3. Represent a material that undergoes linear elastic deformation mathematically with a linear stress–strain equation. To make quantitative predictions of the deformation of parts, we need a mathematical equation that captures the stress–strain relation for elastic deformation. The most commonly used equation idealizes the stress to be precisely proportional to the strain, starting from zero strain.
Young’s modulus (or elastic modulus), E, is defined as the proportionality between normal stress and strain when the material is linear elastic. E depends on the material. Since strain is unitless, E has the same units as stress (e.g., Pa or psi).

σ = Eε

4. The stiffer the material, the greater is E. Stiffness refers to the force necessary to achieve a given deformation. Stiffness of a part depends on its material and geometry. Because the stress and strain are defined to capture the intensity of force and deformation in an element independent of its size, E quantifies the intrinsic stiffness of a material, irrespective of its size. A material with a larger E is stiffer, because the same strain (ε) requires a larger stress (σ).

5. E varies by a factor of 105, even over commonly used materials, and it strongly affects a designer’s choice of material. E has been measured and tabulated for thousands of materials. This table shows typical values for a few materials. Notice the wide range over which the elastic stiffness can vary. Over commonly-used materials, such as steel and rubber, E is seen to vary by a factor of 105.

6. Materials that are elongated by a tensile stress in one direction, contract in the transverse (perpendicular) directions. When tensile stress acts in one direction, most materials contract in the perpendicular or transverse direction. This contraction is evident in highly flexible materials, such as rubber.
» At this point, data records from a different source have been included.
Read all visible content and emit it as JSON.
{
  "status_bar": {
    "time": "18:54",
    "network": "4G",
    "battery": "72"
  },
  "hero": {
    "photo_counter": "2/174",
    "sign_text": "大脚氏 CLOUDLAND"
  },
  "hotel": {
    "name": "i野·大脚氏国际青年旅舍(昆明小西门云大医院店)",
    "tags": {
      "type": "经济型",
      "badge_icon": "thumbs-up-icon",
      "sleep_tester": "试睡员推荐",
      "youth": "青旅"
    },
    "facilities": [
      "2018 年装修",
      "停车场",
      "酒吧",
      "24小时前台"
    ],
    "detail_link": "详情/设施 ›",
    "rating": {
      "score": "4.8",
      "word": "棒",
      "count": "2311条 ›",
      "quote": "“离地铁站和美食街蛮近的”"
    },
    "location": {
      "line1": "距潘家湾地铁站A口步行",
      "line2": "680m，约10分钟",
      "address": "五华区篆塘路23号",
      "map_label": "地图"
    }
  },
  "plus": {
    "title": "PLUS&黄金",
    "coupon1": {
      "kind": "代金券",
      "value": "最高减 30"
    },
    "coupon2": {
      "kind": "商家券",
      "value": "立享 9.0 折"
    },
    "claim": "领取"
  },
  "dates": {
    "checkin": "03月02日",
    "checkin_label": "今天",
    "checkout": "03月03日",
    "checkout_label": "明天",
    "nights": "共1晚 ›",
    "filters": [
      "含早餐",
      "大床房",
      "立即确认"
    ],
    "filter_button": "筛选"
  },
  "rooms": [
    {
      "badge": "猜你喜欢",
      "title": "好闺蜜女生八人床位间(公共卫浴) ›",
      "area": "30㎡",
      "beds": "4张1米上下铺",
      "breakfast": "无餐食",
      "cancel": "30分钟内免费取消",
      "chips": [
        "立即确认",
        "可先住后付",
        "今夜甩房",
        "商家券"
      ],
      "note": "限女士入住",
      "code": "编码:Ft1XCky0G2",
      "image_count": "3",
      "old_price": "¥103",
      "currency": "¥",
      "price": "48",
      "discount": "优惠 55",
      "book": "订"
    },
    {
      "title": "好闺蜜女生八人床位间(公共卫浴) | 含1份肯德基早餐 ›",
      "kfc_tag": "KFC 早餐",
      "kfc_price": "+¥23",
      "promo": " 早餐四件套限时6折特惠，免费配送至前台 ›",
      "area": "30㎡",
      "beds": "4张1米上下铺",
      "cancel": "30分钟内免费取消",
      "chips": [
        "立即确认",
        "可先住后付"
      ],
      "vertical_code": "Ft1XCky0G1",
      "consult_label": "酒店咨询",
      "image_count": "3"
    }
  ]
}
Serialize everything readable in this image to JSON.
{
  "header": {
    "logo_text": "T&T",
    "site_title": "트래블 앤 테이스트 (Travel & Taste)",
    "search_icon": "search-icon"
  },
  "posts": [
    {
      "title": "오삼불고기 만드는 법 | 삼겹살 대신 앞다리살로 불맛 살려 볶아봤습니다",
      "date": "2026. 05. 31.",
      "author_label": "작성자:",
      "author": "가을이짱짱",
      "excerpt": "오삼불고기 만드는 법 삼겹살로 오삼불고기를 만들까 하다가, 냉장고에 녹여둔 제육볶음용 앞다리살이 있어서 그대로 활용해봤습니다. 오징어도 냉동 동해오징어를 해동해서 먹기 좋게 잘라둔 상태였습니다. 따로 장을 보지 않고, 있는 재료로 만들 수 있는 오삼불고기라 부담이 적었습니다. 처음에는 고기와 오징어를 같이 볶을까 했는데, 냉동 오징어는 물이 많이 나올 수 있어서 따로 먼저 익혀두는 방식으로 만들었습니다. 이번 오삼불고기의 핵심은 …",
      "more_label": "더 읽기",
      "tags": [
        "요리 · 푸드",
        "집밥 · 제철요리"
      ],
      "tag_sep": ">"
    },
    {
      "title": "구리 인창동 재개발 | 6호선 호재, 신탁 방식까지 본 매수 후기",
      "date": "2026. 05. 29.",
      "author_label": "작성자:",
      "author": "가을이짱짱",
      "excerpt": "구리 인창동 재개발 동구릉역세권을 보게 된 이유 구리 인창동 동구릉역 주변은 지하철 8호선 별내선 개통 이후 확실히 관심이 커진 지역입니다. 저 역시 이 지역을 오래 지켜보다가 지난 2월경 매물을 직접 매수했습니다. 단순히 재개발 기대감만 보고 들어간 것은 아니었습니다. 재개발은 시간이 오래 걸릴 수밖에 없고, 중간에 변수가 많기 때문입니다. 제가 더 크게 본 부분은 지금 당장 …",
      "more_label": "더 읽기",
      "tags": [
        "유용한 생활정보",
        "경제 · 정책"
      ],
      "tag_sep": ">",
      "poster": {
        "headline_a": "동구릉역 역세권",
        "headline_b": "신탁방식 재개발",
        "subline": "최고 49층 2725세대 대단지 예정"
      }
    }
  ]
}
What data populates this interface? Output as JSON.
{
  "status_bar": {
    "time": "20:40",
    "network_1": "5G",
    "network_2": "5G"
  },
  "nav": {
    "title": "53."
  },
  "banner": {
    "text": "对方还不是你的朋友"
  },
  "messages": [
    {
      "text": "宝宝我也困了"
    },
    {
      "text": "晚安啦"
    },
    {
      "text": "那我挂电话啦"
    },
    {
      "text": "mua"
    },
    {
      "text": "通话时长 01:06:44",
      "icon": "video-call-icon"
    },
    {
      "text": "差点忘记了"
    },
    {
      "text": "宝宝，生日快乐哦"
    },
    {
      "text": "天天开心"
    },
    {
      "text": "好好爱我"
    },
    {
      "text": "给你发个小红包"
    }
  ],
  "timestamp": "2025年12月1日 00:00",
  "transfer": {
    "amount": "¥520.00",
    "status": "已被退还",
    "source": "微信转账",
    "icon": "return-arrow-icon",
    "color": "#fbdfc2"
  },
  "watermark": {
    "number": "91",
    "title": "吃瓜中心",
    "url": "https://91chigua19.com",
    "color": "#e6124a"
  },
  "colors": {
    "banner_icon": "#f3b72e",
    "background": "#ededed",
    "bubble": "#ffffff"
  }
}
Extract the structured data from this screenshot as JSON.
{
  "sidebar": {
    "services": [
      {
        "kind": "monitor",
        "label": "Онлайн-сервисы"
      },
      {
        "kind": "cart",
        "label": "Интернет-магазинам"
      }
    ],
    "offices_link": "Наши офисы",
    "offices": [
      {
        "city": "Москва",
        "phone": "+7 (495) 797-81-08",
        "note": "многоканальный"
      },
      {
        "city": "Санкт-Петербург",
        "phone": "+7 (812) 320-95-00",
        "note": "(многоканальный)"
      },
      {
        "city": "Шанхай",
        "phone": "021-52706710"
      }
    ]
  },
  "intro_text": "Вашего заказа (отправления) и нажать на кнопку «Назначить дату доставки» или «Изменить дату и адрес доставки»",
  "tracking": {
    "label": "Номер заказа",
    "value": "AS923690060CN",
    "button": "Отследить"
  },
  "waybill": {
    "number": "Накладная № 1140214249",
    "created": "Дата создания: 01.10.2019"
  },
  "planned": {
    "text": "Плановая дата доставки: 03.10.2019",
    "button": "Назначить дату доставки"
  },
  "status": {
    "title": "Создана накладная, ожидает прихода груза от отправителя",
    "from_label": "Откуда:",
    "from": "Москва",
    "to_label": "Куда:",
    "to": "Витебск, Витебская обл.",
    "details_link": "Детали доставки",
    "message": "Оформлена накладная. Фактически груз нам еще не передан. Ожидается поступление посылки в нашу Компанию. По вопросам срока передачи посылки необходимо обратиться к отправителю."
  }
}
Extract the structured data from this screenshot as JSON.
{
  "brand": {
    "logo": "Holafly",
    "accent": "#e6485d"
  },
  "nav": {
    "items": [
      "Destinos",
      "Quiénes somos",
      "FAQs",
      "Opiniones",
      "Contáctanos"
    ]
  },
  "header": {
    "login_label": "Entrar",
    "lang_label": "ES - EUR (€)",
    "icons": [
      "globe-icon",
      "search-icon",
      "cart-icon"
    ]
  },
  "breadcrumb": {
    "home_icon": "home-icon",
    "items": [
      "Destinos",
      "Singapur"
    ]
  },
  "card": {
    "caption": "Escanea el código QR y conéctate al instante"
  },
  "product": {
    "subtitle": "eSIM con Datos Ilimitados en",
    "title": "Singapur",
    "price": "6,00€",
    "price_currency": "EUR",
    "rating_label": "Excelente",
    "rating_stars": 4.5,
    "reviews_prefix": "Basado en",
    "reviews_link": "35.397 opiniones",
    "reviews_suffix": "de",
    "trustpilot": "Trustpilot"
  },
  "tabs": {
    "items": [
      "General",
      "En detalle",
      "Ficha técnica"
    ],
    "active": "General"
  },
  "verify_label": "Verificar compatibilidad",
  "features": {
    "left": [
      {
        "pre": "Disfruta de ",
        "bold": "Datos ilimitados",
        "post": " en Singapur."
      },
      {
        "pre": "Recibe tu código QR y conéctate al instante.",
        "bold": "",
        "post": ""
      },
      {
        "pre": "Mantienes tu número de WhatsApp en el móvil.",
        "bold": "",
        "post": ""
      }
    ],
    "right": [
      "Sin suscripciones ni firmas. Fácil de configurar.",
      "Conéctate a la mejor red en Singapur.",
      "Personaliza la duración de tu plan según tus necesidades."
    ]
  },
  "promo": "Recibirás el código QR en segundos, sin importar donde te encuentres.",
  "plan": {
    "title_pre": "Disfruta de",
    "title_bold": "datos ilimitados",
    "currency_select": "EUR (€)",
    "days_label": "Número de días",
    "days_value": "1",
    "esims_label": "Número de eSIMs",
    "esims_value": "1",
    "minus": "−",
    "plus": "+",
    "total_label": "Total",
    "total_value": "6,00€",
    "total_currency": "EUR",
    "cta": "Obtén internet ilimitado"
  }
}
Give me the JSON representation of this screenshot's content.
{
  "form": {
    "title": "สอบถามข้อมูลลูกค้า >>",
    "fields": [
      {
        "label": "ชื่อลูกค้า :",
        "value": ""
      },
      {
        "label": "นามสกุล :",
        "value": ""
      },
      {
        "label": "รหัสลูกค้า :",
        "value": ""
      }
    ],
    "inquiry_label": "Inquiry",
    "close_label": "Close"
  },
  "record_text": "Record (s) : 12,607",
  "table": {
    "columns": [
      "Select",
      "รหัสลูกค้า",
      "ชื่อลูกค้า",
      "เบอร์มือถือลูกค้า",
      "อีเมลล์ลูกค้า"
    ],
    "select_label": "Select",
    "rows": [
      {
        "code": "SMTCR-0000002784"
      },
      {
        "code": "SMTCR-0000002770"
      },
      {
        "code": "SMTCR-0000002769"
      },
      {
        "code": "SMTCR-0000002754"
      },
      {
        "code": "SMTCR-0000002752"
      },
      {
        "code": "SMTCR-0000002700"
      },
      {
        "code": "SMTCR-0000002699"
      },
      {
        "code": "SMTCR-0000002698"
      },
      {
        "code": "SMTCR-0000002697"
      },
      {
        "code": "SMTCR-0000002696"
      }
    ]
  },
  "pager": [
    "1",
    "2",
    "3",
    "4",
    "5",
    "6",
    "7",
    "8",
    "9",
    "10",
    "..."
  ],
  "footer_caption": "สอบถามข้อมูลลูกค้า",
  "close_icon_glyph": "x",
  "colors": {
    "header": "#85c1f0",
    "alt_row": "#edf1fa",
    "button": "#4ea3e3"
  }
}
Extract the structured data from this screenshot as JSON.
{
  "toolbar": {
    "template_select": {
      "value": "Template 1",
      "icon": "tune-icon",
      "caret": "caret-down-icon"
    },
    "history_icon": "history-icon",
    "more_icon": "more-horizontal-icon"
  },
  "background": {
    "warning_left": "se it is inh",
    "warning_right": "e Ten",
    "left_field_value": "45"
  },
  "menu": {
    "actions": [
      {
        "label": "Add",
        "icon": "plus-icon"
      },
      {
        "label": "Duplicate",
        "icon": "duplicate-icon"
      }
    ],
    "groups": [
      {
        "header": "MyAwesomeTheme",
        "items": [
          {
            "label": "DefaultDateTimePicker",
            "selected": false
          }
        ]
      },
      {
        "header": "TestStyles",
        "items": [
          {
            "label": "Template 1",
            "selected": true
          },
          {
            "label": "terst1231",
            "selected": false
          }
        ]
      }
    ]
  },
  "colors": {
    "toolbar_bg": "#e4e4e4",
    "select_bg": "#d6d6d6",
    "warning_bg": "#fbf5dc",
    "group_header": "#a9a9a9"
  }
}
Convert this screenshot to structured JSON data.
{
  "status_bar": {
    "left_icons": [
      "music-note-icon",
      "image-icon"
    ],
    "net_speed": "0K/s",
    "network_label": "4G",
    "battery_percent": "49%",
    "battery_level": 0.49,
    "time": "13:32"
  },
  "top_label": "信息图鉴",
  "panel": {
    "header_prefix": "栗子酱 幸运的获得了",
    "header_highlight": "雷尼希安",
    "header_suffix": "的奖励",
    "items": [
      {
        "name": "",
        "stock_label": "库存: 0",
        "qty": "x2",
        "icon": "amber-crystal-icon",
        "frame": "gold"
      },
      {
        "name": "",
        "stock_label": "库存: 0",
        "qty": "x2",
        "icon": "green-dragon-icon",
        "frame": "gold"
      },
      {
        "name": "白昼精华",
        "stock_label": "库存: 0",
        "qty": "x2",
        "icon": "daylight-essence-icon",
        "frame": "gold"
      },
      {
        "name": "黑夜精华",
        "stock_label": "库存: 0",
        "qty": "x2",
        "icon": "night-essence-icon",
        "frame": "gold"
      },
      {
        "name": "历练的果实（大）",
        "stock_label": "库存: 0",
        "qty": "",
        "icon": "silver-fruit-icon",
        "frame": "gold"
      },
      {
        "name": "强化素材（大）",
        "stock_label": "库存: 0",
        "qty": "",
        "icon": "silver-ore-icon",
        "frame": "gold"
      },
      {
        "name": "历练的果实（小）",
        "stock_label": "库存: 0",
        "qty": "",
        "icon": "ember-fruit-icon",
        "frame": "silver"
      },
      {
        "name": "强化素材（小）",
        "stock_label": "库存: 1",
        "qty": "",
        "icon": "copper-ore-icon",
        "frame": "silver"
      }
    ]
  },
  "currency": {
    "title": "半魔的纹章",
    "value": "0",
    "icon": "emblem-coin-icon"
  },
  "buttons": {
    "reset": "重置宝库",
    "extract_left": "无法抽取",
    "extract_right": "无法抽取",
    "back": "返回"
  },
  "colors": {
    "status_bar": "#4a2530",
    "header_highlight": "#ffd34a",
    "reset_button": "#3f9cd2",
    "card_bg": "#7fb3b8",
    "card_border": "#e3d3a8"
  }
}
Likewise, with a compressive stress in one direction, most materials expand in the transverse direction. It is important to note that we are considering uniaxial normal stress, which acts in one direction. There is no tensile or compressive stress acting in the horizontal direction on the lateral faces. But, there is strain in the horizontal direction.

7. Normal strain in the transverse direction is similarly defined as change in the transverse length divided by its initial length. Imagine measuring the change in length parallel to and perpendicular to the tensile axis with extensometers.
Say the initial lengths parallel and perpendicular to the tensile axis are L and Lt, respectively. Under tension, the axial length L changes by 𝛿(lengthens so 𝛿>0), and the transverse length Lt changes by 𝛿t (shortens so 𝛿t<0).
From lengths and elongations we find axial (ε) and transverse (εt) strains:

ε = 𝛿/L ; ε = 𝛿t/Lt

ε > 0 (Tensile)

εt < 0 (Compressive)

8. For a material that deforms elastically, the transverse strain is proportional to the axial strain.
If we monitor the changes in both lengths L and Lt during a single tensile test, we can find how the transverse strain changes as the axial strain increases.When the material is elastic, the transverse strain is found to change essentially in proportion to the axial strain.
Poisson ratio, υ, is defined as the proportionality between the transverse and axial strain magnitudes when a linear elastic material is subjected to uniaxial normal stress. υ depends on the material. Since ε and εt are unitless, υ must be unitless:

εt = -υε

9. The Poisson ratio varies over a narrow range and rarely affects design. Though it is more difficult to measure, has been tabulated for a number of materials. Generally, has values within a narrow range (generally in 0<υ<0.5). This table indicates typical values of for commonly used types of materials. usually has a minor effect on design, and is not as routinely measured as is E.